While bridge or undergraduate research programs to increase retention are commendable, they only serve a limited number of students compared to the thousands of high school and community college students entering universities to study STEM. Over the summer I attended the final presentations of community college students participating in the Howard Hughes Medical Institute Summer Transitions Workshop at the University of North Texas. The student enthusiasm and motivation generated by the program was amazing, but only about 16 students can participate in the program each summer. What can we offer all the other high school and community college students who need encouragement to stay in STEM, but can’t get into similar research programs?
At a recent conference, I was talking to a fellow member of the ACRL Science and Technology Section about citizen science. It dawned on me that citizen science may be the answer to involve a larger number of STEM undergraduates in actual research and give meaning to what they are learning in college.
Zooniverse, maintained by the Citizen Science Alliance, provides websites for researchers who want volunteers to collaborate with them to do “real research online.” Zooniverse started with the well-known Galaxy Zoo and has grown to 24 projects with over one million citizen participants. Scientific American maintains an online list of citizen science projects that is 10 pages long. Some of these projects even have a gaming format, an example being FOLDIT to create protein folding structures. These opportunities would be especially convenient for the many students who work part- or even full-time while attending college; they can participate at 2 am and still experience hands-on research.
I’m planning to raise the possibility of incorporating citizen science into at least the library resources for some introductory biology courses, if not into the curriculum itself. I’ll let you know how that conversation goes!
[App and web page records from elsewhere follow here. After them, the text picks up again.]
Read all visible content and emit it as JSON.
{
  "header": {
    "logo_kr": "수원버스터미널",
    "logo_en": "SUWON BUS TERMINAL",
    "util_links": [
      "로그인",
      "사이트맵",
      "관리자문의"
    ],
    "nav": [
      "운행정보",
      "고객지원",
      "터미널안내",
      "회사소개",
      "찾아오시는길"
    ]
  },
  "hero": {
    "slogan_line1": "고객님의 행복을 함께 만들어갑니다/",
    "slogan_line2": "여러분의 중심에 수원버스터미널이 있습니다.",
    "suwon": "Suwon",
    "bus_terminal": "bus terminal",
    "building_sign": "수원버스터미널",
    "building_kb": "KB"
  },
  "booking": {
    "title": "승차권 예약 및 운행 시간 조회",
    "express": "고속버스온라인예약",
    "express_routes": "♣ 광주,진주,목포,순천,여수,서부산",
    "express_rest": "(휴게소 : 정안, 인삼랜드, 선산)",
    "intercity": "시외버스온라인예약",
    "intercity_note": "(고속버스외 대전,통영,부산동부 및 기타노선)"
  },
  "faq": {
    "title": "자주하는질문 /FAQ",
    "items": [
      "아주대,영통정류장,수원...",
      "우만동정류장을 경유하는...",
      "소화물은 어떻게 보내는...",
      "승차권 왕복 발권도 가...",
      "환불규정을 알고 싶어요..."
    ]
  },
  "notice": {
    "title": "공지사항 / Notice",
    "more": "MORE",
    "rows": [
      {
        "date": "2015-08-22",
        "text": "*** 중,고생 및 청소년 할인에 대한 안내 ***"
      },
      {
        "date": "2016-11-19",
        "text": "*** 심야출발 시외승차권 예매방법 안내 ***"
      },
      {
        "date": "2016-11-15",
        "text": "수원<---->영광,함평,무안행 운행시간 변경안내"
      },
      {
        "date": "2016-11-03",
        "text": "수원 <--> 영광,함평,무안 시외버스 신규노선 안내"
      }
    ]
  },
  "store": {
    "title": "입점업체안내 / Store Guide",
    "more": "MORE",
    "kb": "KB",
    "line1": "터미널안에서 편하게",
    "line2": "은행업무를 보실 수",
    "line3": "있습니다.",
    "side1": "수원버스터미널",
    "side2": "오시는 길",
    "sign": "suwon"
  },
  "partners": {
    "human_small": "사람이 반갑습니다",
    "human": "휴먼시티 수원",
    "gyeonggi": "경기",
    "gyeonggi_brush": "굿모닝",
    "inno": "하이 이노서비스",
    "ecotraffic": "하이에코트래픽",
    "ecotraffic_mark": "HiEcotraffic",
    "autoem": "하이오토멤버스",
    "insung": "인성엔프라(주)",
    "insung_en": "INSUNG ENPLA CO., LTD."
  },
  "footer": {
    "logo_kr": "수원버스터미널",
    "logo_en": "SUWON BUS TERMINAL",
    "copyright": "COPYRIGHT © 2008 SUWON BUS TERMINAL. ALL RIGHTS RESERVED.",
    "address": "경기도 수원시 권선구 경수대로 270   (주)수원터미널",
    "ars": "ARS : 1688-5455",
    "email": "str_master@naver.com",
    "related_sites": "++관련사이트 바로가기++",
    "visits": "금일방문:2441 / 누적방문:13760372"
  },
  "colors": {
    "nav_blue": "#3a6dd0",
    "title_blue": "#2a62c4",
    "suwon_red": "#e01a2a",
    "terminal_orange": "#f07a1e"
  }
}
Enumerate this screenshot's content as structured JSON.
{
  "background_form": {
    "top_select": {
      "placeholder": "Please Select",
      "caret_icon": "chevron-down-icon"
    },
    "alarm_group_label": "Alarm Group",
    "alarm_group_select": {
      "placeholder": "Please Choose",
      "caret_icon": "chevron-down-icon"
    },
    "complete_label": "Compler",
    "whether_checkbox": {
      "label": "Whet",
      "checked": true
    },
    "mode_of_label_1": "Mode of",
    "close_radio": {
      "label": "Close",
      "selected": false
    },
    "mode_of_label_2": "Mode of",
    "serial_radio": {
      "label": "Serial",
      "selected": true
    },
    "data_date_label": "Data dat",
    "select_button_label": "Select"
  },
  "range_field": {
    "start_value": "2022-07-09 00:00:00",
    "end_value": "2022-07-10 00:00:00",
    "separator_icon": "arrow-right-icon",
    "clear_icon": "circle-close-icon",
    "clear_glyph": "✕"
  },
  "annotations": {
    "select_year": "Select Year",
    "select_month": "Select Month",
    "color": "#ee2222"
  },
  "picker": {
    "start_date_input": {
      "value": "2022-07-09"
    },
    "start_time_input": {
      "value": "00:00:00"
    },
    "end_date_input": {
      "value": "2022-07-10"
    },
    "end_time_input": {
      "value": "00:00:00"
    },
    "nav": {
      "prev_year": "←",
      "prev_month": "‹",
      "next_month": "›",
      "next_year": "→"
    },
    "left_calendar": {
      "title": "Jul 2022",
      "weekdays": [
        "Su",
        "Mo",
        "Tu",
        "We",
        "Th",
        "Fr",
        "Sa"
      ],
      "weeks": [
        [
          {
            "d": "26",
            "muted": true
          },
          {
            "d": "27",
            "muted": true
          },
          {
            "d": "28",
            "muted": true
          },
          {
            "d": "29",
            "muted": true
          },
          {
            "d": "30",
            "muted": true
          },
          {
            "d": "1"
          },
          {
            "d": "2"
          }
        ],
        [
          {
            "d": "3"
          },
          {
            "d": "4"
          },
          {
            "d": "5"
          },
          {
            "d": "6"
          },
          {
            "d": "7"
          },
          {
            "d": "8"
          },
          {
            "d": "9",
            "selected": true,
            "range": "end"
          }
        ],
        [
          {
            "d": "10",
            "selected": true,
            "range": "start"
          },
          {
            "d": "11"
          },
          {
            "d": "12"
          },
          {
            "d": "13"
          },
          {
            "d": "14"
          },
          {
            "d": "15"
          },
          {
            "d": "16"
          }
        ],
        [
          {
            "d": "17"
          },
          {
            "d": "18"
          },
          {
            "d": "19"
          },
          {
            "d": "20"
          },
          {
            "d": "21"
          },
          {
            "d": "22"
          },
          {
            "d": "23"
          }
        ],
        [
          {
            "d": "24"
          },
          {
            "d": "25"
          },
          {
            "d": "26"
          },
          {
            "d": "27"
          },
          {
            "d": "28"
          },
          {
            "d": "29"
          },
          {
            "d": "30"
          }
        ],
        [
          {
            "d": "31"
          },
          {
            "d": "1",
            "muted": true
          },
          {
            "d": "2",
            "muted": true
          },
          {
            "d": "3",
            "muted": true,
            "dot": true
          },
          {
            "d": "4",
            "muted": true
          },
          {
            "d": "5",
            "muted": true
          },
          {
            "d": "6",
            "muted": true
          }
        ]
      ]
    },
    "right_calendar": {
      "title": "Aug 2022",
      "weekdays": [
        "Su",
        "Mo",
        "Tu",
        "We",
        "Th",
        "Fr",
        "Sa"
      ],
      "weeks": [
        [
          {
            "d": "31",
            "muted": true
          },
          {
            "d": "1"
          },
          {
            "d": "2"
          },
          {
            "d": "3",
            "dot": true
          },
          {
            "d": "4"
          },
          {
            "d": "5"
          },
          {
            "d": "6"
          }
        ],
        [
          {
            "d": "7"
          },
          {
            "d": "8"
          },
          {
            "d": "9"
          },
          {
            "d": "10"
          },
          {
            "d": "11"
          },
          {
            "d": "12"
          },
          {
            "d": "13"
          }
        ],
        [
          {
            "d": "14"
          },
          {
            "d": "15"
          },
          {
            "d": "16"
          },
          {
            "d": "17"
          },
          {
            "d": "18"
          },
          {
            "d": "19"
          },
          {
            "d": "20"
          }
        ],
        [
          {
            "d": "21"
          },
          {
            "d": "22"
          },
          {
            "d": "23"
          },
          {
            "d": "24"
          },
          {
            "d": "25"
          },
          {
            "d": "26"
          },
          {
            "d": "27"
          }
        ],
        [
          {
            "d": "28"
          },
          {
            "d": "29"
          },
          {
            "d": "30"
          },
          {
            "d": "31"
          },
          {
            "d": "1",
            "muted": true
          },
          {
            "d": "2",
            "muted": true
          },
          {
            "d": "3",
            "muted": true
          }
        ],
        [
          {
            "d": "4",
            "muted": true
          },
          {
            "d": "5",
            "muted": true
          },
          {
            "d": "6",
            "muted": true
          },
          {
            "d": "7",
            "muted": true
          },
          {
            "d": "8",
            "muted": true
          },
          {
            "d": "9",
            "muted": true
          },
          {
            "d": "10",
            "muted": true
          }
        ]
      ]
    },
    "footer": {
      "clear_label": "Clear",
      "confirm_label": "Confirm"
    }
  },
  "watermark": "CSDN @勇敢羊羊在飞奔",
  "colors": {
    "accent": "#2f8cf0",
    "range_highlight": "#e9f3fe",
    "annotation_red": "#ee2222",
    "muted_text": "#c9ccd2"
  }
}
Photo attribution: “PhotonQ-Seth Cooper and Firas Khatib on FOLDIT,” by PhOtOnQuAnTiQuE, 2012, CC BY-NC-ND 2.0.